Sometimes I will wonder why she says this. I am concerned that she might not love me or that she doesn’t realize how much I truly love her. My concerns begin to fade away as I understand my mother more. I don’t know why I ever imagined or expected to find my mother overflowing with sunshine and support all of the goddamn time, as though she walked off the set of some sitcom. Those women are non-reality based and the images they represent contribute to my belief, and the belief of women across our culture, that it is acceptable for men to act as my father does. But if my mother should act similarly – how shocking and sinful! I realize now that this is bullshit.
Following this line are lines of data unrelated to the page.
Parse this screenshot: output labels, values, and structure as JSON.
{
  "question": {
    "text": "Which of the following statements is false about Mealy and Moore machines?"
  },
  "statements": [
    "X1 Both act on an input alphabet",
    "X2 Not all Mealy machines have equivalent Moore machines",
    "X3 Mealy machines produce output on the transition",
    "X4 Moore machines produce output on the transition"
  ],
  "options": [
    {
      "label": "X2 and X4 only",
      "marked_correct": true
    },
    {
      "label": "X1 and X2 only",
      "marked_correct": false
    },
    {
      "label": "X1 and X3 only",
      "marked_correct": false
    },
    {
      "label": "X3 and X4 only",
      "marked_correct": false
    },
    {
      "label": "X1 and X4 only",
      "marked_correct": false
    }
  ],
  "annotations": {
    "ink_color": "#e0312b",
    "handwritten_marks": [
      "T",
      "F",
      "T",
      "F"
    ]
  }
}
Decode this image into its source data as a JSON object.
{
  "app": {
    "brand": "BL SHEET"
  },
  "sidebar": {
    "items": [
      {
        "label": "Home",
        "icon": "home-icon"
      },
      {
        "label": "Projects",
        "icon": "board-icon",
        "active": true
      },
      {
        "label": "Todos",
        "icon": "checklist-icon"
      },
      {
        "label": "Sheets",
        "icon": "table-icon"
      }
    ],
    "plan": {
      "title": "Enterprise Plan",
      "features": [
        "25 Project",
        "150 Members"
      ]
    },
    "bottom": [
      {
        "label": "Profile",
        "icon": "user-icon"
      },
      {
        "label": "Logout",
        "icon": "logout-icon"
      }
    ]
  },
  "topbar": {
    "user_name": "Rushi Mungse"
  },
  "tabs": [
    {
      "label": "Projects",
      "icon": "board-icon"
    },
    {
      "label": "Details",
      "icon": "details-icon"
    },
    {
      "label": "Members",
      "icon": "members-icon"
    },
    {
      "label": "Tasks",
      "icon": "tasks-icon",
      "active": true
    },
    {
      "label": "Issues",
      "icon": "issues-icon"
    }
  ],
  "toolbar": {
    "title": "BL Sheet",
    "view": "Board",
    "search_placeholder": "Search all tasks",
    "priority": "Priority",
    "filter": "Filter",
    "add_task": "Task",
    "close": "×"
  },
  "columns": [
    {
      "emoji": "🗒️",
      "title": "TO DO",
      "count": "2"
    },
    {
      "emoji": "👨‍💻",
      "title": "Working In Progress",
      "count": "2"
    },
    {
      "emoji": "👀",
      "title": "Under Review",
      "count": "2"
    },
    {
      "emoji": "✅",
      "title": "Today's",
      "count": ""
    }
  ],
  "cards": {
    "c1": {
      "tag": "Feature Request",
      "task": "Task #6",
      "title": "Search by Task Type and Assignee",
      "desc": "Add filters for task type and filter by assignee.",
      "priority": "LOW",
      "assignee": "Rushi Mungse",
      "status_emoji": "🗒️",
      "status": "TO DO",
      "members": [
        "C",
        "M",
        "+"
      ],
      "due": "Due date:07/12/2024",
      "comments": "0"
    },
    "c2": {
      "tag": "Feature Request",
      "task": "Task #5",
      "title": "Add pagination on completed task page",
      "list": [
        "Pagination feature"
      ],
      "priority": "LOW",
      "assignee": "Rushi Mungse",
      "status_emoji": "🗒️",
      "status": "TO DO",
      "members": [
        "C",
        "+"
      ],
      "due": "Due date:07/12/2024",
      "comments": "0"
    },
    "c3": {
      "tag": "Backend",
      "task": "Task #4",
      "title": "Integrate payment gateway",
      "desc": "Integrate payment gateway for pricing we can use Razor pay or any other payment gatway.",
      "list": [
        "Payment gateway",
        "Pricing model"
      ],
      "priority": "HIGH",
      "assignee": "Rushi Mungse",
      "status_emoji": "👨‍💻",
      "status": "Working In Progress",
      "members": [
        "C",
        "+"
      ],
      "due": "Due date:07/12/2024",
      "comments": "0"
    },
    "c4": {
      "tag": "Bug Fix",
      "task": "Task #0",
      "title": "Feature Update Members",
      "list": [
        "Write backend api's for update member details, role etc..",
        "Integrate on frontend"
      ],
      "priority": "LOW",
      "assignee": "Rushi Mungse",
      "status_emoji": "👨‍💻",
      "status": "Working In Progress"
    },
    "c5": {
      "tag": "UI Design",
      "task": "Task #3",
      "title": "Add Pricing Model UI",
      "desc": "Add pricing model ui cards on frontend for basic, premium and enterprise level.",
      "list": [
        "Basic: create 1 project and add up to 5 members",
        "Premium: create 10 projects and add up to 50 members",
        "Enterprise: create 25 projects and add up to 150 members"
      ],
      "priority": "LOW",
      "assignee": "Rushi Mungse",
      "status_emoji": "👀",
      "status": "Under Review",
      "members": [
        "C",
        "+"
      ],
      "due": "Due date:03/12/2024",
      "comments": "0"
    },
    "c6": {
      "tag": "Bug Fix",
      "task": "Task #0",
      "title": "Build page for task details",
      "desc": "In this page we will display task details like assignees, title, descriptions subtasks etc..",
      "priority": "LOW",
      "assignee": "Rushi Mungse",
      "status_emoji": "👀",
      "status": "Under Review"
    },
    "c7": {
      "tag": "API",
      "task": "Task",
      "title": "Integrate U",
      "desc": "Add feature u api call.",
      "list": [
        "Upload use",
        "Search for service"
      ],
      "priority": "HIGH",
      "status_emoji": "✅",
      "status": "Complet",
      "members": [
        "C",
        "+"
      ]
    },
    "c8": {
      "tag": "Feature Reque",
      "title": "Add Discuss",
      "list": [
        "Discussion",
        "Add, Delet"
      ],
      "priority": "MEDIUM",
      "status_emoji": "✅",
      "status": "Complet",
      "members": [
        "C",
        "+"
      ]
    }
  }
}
My mother has many reasons to desire no disturbances. My mother works so hard, moves in accordance with other’s desires, and has little left to truly call her own. My father works his one full-time job expecting to be waited upon while he sits righteously on his ass after arriving home. My mother works two jobs, cares for her four children, and completes all household tasks. As is the case for most women, much of my mother’s work goes unnoticed and unpaid. I would suspect that serving my father is not a high preference for my mother as this is the employment my mother performs for below minimum wage. My mother has remained in this pink-collar occupation since the age of sixteen where she first waitressed at an A&W.
When my mother makes her request to be left alone, I no longer take this personally. I am much more understanding because I have felt the same sexist, societal pressures that my mother feels. These pressures wear my mother down, and make her cold and bitter. I am still young and fighting, but life isn’t sweet, so leave me alone.
I wish I had the courage to share many things with my mother. She has built a wall around her heart and is hesitant to let me in. I know she’s really not as tough as she appears, but I often feel so weak that I need to trust in my mother’s tautness. Every time I attempt to share with my mother, she appears to be avoiding me, putting on a front of coolness. I could tell you that this is not fair, but nothing really is. I have learned this too from my mother.
Sometimes my mother will use the word ‘bitch’ when referring to me, and sometimes my father will use the word ‘bitch’ in reference to my mother. When I hear this word, I am filled with violence untypical of my personality. No one has ever called my father a ‘bitch.’ I have concluded that this title comes along with the territory of womanhood. My mother is not a bitch; she’s my mother. I am not a bitch either; I’m her daughter.
I want to escape all of this unnecessary, gender-based hatred. My mother and I step into her car together and she remarks, “Those stupid birds just keep on singing. They must not know how shitty it is outside.” It’s black and raining out there, but I know I’ll be safe in here – next to her. She doesn’t intend to hurt me.
She lights a cigarette and I again ask her to quit. She ignores me and turns on her country-western radio station. I hear a familiar song playing – She don’t know she’s beautiful – never crossed her mind. She don’t know she’s beautiful – no, that’s not her style. She don’t know she’s beautiful – though time and time I’ve told her so. My mother is so much more beautiful than she’ll ever realize.
When I ride along with her, it doesn’t matter where we’re going. I don’t need a destination. I just need her. Neither of us needs anyone else; my mom would survive even without my father. I wish we’d keep driving forever. Mommy, let’s run away together. Mommy, promise me that everything is going to be all right even though I know you would be lying.
One finds it difficult to describe the peculiar relationship between a mother and a daughter. We are not what you might believe. Please just leave us alone.